* Task details
Among the entries below, find the lines that hold the word "JSON" and report them.

* The input
- - -

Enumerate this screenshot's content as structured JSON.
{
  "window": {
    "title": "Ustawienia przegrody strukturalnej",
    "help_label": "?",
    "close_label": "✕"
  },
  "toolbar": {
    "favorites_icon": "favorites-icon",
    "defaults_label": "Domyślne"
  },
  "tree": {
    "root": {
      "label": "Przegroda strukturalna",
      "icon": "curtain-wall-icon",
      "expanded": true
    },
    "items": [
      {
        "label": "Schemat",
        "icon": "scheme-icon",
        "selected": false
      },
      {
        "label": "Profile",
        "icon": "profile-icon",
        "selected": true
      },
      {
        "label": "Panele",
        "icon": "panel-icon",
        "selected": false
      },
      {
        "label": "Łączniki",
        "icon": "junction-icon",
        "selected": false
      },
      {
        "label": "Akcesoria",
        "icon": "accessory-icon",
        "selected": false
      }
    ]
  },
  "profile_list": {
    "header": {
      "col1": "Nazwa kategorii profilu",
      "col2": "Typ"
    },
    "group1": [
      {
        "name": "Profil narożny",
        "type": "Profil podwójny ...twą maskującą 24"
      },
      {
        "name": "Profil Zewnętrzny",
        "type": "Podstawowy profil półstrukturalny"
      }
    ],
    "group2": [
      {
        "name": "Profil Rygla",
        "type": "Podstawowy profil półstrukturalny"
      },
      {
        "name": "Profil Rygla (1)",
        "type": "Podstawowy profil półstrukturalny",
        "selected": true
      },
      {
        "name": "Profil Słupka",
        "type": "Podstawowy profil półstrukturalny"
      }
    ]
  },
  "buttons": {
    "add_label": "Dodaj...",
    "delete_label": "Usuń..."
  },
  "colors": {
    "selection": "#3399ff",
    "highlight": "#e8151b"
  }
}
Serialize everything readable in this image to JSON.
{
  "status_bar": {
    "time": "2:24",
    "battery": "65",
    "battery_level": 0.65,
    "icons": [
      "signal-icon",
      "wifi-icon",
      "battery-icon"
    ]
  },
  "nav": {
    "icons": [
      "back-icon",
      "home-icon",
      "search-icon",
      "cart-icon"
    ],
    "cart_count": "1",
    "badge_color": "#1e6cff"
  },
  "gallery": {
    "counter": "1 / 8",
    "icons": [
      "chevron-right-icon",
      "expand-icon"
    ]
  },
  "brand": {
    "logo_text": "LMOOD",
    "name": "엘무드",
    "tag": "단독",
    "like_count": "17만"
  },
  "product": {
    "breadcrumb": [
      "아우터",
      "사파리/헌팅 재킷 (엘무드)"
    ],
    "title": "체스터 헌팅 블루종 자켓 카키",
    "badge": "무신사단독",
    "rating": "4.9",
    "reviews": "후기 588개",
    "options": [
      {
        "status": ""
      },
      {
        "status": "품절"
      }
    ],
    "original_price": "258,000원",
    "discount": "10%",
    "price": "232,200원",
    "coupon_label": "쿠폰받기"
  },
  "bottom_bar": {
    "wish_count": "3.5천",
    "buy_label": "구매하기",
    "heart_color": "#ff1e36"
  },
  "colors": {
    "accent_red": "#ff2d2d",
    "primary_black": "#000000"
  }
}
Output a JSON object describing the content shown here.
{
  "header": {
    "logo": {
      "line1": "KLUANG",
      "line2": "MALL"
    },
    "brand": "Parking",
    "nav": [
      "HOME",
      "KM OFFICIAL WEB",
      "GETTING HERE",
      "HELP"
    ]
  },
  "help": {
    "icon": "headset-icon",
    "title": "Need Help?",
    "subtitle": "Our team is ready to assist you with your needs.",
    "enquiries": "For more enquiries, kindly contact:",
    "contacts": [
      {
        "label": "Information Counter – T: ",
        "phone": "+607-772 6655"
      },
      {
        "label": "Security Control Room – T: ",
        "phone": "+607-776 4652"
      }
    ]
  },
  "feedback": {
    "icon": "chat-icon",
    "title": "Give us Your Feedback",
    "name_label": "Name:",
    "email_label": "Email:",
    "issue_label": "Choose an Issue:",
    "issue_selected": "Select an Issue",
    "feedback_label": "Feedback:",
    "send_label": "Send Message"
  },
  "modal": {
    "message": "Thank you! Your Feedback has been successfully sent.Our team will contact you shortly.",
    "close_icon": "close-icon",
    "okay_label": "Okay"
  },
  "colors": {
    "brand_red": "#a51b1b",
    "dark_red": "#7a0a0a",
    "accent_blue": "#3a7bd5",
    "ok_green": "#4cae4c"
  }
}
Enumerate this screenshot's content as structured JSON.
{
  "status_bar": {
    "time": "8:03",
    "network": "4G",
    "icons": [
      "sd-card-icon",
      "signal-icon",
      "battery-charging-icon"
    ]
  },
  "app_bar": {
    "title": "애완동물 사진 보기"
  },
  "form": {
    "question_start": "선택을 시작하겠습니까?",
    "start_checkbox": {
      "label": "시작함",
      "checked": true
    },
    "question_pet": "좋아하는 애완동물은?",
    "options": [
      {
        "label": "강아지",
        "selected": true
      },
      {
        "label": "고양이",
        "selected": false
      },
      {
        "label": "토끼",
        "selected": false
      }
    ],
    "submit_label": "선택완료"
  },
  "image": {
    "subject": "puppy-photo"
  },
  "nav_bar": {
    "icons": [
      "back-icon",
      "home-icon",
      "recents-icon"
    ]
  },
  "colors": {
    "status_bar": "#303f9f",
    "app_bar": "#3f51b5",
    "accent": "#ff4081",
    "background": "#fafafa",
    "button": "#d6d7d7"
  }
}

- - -

* Solution
Enumerate this screenshot's content as structured JSON.
Serialize everything readable in this image to JSON.
Output a JSON object describing the content shown here.
Enumerate this screenshot's content as structured JSON.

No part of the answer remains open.